Officially, the US economy has been in a recession since late 2007. Employment has fallen every month this year, with almost 2 million jobs disappearing. Yet, commercial bank credit growth has held up remarkably well. In October, it even managed to increase slightly.
Rising credit growth forms an important role in the pathology of recesssions. A typical recession starts when consumers cut back on spending. This leads to a decline in sales. However, firms can not quickly cut back on output. Firms continue to employ workers, and in order to keep paying their wage bills and other costs, they run down lines of credit that have been previously arranged with banks.

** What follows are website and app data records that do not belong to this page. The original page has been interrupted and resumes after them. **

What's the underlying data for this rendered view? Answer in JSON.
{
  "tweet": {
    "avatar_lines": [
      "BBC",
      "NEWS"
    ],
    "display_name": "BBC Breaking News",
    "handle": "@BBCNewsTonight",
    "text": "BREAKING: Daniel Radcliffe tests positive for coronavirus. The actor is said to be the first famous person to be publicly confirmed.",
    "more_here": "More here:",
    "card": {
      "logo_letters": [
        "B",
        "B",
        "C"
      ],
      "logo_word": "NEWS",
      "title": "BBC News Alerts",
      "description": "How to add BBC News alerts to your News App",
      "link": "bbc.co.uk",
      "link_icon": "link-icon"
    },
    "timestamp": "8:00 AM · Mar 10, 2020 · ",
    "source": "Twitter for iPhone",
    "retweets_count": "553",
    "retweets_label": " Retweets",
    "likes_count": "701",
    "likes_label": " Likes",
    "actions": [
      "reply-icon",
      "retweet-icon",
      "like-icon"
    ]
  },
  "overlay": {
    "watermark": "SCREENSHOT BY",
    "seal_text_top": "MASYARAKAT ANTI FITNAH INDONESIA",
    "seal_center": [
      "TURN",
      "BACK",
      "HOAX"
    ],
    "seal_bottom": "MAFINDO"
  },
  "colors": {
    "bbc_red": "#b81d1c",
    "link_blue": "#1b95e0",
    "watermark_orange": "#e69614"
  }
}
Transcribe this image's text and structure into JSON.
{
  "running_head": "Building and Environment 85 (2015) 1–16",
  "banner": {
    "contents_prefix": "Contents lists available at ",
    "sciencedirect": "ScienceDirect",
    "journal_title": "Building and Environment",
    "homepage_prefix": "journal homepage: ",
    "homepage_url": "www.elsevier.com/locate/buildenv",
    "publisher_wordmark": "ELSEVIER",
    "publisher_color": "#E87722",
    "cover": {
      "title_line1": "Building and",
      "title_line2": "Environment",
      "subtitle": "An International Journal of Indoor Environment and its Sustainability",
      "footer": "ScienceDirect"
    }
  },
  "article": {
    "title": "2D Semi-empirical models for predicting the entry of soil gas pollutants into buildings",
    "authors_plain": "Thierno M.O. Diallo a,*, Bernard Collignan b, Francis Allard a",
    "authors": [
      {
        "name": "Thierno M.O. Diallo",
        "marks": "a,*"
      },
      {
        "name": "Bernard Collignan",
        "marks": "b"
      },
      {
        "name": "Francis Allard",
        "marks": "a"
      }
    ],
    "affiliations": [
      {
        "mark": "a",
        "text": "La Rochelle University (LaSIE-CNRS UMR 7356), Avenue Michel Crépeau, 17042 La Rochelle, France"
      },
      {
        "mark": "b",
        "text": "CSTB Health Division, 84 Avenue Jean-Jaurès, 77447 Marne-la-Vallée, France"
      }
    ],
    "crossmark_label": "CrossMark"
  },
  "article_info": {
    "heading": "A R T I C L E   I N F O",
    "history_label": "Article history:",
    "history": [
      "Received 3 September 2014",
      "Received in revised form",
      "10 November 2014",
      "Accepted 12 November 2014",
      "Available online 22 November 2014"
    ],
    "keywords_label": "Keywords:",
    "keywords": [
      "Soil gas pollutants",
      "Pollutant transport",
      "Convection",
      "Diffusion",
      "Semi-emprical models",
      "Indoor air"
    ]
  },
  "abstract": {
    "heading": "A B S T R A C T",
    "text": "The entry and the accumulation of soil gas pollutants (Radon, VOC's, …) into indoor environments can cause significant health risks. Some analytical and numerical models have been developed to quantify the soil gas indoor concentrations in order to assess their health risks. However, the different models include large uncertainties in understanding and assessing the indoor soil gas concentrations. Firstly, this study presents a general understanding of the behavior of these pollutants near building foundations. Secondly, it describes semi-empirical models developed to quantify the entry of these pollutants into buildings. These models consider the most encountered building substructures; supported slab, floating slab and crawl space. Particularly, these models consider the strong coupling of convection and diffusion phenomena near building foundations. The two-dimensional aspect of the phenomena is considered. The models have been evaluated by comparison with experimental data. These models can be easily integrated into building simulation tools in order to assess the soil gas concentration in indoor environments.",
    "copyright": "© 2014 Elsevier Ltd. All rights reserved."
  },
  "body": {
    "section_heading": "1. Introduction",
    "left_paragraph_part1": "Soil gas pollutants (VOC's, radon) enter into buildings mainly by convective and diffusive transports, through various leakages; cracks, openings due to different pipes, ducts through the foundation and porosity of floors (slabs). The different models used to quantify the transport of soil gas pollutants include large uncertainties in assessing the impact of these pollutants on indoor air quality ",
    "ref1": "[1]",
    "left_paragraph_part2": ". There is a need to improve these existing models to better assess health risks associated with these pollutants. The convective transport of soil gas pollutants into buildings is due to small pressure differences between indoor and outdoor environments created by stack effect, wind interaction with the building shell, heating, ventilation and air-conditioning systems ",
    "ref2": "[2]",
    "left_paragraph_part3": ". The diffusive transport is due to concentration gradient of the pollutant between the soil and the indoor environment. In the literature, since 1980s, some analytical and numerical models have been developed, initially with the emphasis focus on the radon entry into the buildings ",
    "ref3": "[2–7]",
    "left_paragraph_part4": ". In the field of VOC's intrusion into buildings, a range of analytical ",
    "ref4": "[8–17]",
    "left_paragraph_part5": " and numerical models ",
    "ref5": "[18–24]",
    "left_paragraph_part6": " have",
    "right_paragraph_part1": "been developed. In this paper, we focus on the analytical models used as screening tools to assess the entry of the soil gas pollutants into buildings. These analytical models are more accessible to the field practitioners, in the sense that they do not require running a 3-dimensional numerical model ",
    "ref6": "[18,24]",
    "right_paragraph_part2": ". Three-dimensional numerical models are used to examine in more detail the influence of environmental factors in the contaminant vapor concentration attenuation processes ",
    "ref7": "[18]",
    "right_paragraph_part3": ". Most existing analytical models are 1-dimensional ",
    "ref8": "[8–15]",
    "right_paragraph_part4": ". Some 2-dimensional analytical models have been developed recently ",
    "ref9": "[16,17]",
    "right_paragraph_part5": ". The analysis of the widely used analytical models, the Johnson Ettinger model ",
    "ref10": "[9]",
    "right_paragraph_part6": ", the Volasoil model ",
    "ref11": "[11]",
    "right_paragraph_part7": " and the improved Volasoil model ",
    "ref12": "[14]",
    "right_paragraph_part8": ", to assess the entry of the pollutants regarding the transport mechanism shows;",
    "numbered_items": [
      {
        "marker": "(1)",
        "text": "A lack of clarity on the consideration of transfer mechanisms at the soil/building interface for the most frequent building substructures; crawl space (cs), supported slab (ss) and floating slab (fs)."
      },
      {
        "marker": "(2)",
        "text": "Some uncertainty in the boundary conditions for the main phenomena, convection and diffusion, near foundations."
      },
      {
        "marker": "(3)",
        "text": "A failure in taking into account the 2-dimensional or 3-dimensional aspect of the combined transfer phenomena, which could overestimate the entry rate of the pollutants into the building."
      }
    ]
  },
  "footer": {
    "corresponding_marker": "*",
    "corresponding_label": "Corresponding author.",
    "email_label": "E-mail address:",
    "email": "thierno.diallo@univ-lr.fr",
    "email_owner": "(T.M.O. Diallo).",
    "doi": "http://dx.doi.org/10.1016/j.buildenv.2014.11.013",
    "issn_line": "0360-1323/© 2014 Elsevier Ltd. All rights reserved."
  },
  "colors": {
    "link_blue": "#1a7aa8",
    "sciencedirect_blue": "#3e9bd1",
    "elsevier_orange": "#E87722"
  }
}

However, the surge in short term credit only provides temporary relief. Eventually firms start to cut back labour and begin to reduce their demand for credit. As the recession gathers momentum, the total outstanding stock of credit often falls, which is exactly what happened during the last two US recessions in teh early 1990s and early 2000s.
The slowdown in US corporate credit growth has not yet happened, which suggests that the US economy is still in the early stages of its recession.